━━━━━ GIVEN DATA ━━━━━

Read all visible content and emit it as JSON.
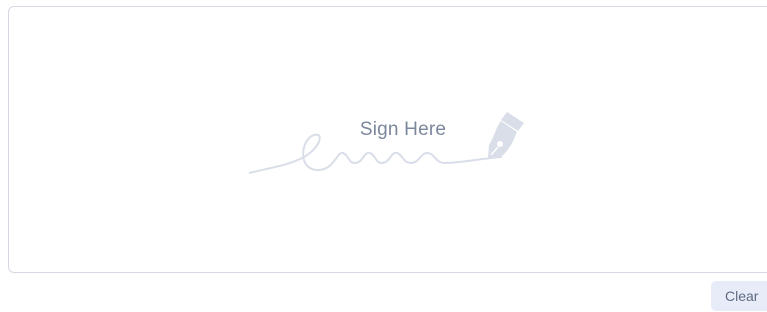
{
  "signature_pad": {
    "placeholder_text": "Sign Here",
    "signature_icon": "signature-squiggle-icon",
    "pen_icon": "fountain-pen-nib-icon"
  },
  "actions": {
    "clear_label": "Clear"
  },
  "colors": {
    "pad_border": "#d5d9e2",
    "placeholder_text": "#7b879b",
    "placeholder_art": "#d9dee8",
    "clear_button_bg": "#e8ecf8",
    "clear_button_text": "#5f6b80"
  }
}
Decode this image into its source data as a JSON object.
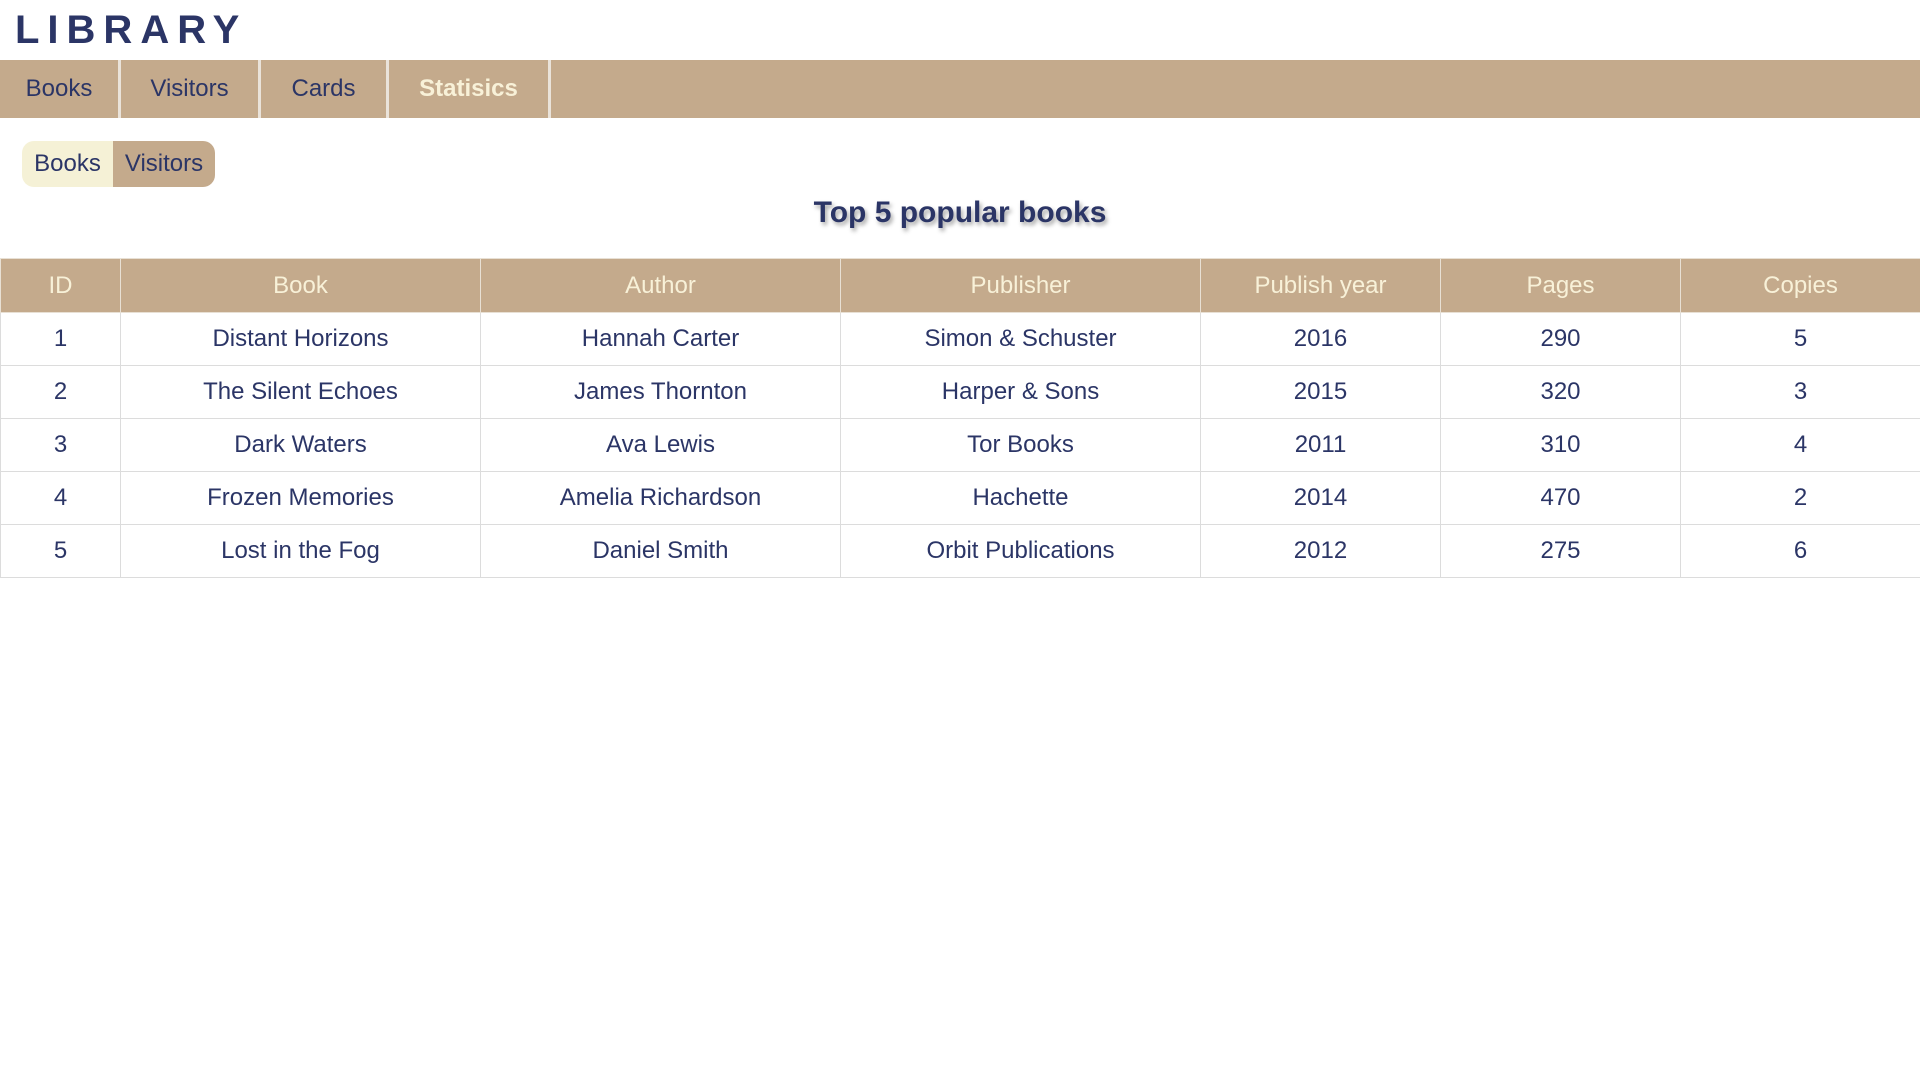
{
  "app": {
    "title": "LIBRARY"
  },
  "nav": {
    "tabs": [
      {
        "label": "Books"
      },
      {
        "label": "Visitors"
      },
      {
        "label": "Cards"
      },
      {
        "label": "Statisics"
      }
    ],
    "active": "Statisics"
  },
  "subtabs": {
    "items": [
      {
        "label": "Books"
      },
      {
        "label": "Visitors"
      }
    ]
  },
  "section": {
    "title": "Top 5 popular books"
  },
  "table": {
    "columns": [
      "ID",
      "Book",
      "Author",
      "Publisher",
      "Publish year",
      "Pages",
      "Copies"
    ],
    "rows": [
      [
        "1",
        "Distant Horizons",
        "Hannah Carter",
        "Simon & Schuster",
        "2016",
        "290",
        "5"
      ],
      [
        "2",
        "The Silent Echoes",
        "James Thornton",
        "Harper & Sons",
        "2015",
        "320",
        "3"
      ],
      [
        "3",
        "Dark Waters",
        "Ava Lewis",
        "Tor Books",
        "2011",
        "310",
        "4"
      ],
      [
        "4",
        "Frozen Memories",
        "Amelia Richardson",
        "Hachette",
        "2014",
        "470",
        "2"
      ],
      [
        "5",
        "Lost in the Fog",
        "Daniel Smith",
        "Orbit Publications",
        "2012",
        "275",
        "6"
      ]
    ]
  },
  "colors": {
    "accent": "#c4aa8c",
    "text": "#2b3566",
    "header_text": "#f8f1d8",
    "subtab_light": "#f5f1d6"
  }
}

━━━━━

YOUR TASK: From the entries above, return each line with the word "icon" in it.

EXERCISE ANSWER:
    "signature_icon": "signature-squiggle-icon",
    "pen_icon": "fountain-pen-nib-icon"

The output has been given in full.